All times are local (unless otherwise noted)
SERNAGEOMIN reported that on 5 November the S bank of the Chaitén River (locally known as the Blanco) had overflowed and flooded local houses due to intense rains a few days before.
Based on observations of satellite imagery and web camera views, the Buenos Aires VAAC reported that during 9-11 November ash plumes from Chaitén rose to altitudes 2.1-2.4 km (7,000-8,000 ft) a.s.l. and drifted ESE, E, and NE. A thermal anomaly was present on 10 November.
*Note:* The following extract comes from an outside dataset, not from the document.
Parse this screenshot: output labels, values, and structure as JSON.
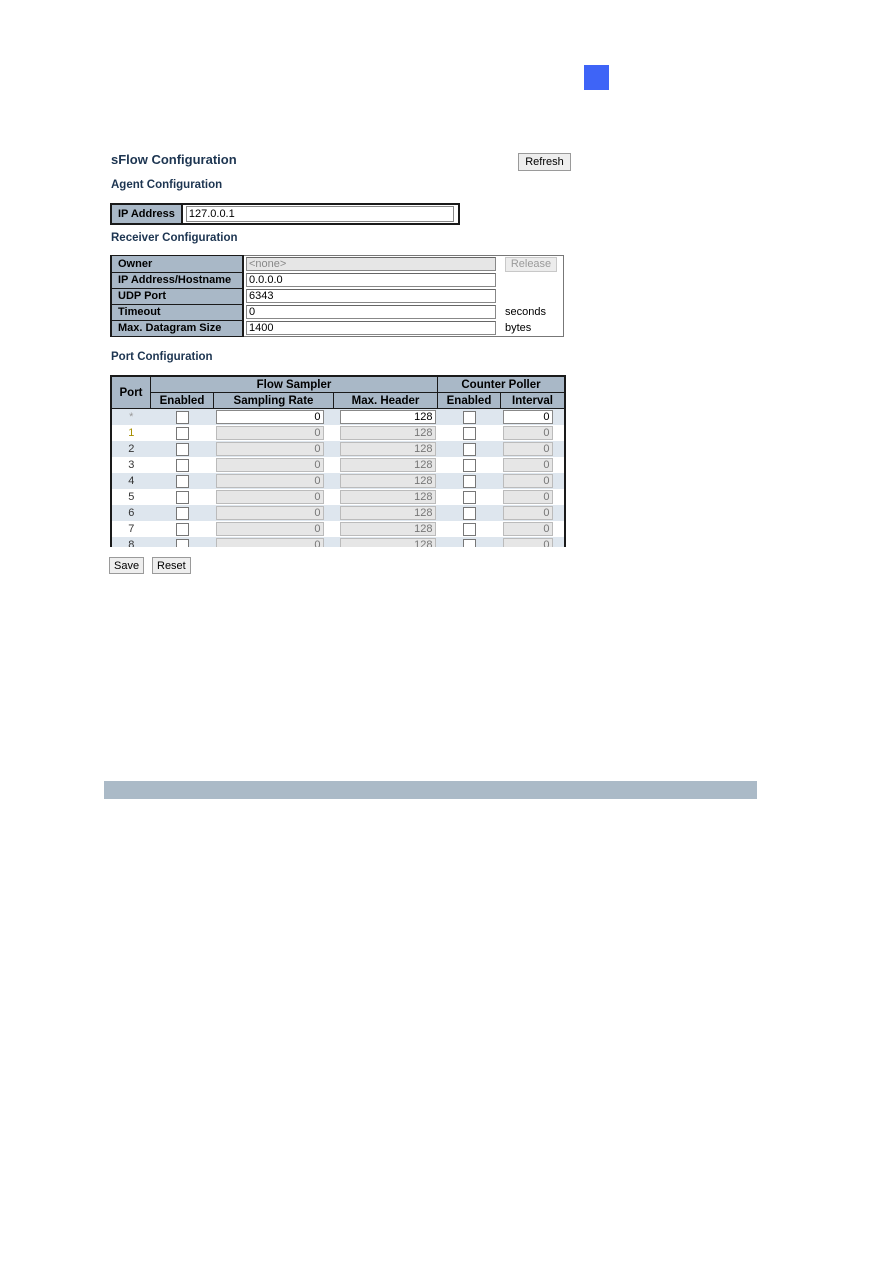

Geologic Background. Chaitén is a small, glacier-free caldera with a compound Holocene lava dome located 10 km NE of the town of Chaitén on the Gulf of Corcovado. Early work had identified only a single explosive eruption during the early Holocene prior to the major 2008 eruption, but later work has identified multiple explosive eruptions throughout the Holocene. A rhyolitic obsidian lava dome occupies much of the caldera floor. Obsidian cobbles from this dome found in the Blanco River are the source of prehistorical artifacts from archaeological sites along the Pacific coast as far as 400 km from the volcano to the N and S. The caldera is breached on the SW side by a river that drains to the bay of Chaitén. The first historical eruption, beginning in 2008, produced major rhyolitic explosive activity and growth of a lava dome that filled much of the caldera.